The movie covers about a year in time, from Greta’s first brush with notoriety, when she went on a solo school strike in Stockholm at the age of 15 to draw attention to global warming in August 2018 and get her native Sweden to join the Paris Accords, until September 2019 when she gave a withering speech blasting world leaders at the UN for their failure to initiate any meaningful action to address climate change. What’s clear from the very beginning is that Greta takes it all very personally. Her dour, scolding attitude springs from an acute realization that her generation will bear the brunt of the climate crisis while those who now exacerbate it in the name of growth and progress will be dead sooner than later. This is, of course, what her dectractors fail to grasp about her. They think her attitude is a function of her Asperger’s (a Fox News pundit calls her a “child with a mental illness”) and makes her out to be malleable to left-wing adults who want to push their alarmist, anti-capitalist agenda, but one thing the movie makes clear is that Greta defies manipulation. Her own father, Svante, who tends to be the only adult she listens to with any deference, says outright that it was Greta who changed his own mind about global warming through the force of her considerable will, and while he necessarily has to chaperone her and make sure she doesn’t collapse psychologically under the weight of all she’s taken on, he knows his own limits as a parent and guardian. There are a number of tense scenes where father and daughter square off over some matter of protocol or safety.
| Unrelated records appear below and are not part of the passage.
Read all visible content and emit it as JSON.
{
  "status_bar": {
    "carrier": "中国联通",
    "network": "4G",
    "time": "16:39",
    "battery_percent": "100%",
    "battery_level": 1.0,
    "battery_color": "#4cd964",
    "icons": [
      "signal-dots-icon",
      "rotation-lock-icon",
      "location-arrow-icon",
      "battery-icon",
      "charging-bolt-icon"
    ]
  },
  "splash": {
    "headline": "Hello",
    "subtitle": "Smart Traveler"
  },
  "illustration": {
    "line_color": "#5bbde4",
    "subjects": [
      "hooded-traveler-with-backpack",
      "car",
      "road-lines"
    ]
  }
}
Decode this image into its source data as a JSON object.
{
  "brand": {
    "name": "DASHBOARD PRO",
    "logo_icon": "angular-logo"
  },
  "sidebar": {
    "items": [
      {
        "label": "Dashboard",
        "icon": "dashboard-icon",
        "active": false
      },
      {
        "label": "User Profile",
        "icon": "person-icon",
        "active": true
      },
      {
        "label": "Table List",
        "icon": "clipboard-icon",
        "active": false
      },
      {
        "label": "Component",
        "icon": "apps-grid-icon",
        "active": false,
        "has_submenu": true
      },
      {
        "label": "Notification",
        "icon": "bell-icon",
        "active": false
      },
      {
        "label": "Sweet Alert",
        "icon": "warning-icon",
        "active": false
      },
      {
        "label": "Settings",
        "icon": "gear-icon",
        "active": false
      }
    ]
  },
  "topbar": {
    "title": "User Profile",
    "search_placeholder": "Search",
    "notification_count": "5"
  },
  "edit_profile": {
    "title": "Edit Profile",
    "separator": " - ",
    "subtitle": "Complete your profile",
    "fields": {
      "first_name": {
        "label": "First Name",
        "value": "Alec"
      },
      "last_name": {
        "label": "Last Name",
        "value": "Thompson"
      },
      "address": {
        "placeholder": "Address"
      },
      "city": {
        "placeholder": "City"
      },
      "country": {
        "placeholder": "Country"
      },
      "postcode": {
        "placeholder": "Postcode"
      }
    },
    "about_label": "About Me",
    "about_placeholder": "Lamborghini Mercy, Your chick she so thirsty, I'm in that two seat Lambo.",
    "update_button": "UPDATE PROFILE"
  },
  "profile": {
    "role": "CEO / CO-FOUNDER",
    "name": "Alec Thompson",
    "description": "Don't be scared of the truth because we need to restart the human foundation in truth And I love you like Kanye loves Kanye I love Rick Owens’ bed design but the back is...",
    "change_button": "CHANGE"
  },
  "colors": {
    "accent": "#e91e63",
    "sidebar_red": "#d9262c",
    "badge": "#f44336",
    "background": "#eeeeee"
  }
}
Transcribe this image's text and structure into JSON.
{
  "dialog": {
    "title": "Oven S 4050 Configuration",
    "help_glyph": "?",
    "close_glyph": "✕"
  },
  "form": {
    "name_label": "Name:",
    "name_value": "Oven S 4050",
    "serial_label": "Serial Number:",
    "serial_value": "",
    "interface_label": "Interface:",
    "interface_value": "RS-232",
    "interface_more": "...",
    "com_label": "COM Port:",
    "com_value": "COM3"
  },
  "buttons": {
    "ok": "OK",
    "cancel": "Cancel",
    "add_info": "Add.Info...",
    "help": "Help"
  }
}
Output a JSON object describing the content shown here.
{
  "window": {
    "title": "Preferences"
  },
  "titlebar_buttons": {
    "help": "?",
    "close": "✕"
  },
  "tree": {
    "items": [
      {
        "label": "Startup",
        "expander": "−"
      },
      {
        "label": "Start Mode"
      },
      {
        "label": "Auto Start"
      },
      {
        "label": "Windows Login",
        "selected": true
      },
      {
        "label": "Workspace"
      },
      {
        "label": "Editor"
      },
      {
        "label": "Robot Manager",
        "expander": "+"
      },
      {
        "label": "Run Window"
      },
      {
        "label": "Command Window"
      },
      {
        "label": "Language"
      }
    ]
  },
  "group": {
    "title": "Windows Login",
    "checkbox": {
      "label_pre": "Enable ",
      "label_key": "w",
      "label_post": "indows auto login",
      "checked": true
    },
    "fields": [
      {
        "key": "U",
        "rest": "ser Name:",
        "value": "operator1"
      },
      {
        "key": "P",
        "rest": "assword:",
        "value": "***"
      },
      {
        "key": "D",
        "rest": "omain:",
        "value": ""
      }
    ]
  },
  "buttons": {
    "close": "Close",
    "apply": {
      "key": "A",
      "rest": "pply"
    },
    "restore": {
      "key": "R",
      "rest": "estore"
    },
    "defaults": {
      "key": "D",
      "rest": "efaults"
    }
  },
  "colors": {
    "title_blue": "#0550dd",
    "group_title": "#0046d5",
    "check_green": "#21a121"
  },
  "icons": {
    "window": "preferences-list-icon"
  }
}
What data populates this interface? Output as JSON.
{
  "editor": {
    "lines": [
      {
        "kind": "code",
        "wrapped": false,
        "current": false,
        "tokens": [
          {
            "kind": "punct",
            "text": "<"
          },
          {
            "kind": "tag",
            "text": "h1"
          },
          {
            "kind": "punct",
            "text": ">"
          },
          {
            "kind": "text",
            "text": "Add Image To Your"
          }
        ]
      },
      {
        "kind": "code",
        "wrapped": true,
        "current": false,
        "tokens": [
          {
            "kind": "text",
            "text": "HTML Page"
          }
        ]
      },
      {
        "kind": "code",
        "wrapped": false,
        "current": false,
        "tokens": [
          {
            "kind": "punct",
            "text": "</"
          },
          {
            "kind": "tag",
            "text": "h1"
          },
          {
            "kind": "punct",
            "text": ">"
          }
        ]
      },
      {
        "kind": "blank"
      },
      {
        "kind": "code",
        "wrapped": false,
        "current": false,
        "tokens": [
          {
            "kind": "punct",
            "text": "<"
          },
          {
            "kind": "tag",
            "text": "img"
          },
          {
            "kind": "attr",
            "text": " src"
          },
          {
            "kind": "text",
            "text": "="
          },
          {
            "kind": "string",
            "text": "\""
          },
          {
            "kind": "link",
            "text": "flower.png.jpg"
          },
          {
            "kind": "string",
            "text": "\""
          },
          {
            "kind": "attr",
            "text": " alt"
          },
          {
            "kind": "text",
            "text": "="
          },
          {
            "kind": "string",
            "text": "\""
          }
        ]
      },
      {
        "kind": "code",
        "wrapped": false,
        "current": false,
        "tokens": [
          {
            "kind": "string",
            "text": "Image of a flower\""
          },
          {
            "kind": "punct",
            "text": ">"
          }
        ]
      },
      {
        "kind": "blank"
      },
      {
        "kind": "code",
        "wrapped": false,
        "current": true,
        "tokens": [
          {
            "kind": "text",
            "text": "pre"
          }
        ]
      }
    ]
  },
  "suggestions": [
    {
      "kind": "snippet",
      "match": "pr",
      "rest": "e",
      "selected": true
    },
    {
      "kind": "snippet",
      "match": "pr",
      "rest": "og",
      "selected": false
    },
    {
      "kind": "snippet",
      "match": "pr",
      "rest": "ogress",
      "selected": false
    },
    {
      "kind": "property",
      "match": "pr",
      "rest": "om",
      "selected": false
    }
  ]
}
Certainly, too much will be assigned to the Asperger’s, but Greta’s savant tendencies certainly work to her advantage in terms of the work she’s taken on. She’s got a photographic memory, and her stubborn streak means she can’t be swayed by sentimentality or material temptations. Like many young people of her particular temperament, she gets along with animals better than with people, and her veganism, not to mention her disregard for consumerism, are not things she even thinks twice about. For sure, when she embarks on her trip to New York from Europe on a sailboat, because flying would give her opponents ammunition, she is reluctant, mainly because she will be separated from her beloved dogs and horses for so long, but also because the isolation and deprivation will be a trial. She, more than anyone, understands that she comes from a position of privilege, and, in a way, the sea voyage can be seen as Greta testing her own resolve, which may explain why her speech at the UN right after she finished the voyage was so vociferous.
Grossman perhaps overdoes the nerdy teen thing. “I don’t care about being popular,” Greta says at one point about the disparagement directed at her by trolls and climate change deniers, but the director frames it as the statement of purpose of a contrarian adolescent toward the cool kids in class. If Greta the climate firebrand seems inseparable from Greta the moody teenager it only plays up her integrity as a lightning rod for others her age who are similarly distressed about their futures. She doesn’t do things by half-measures because she knows definitively that half-measures will not save the planet. She’s as honest with herself as she is about the world.
In Swedish and English. Opens Oct. 22 in Tokyo at Shinjuku Piccadilly (050-6861-3011), Human Trust Cinema Shibuya (03-5468-5551).
I Am Greta home page in Japanese
photo (c) 2020 B-Reel Films AB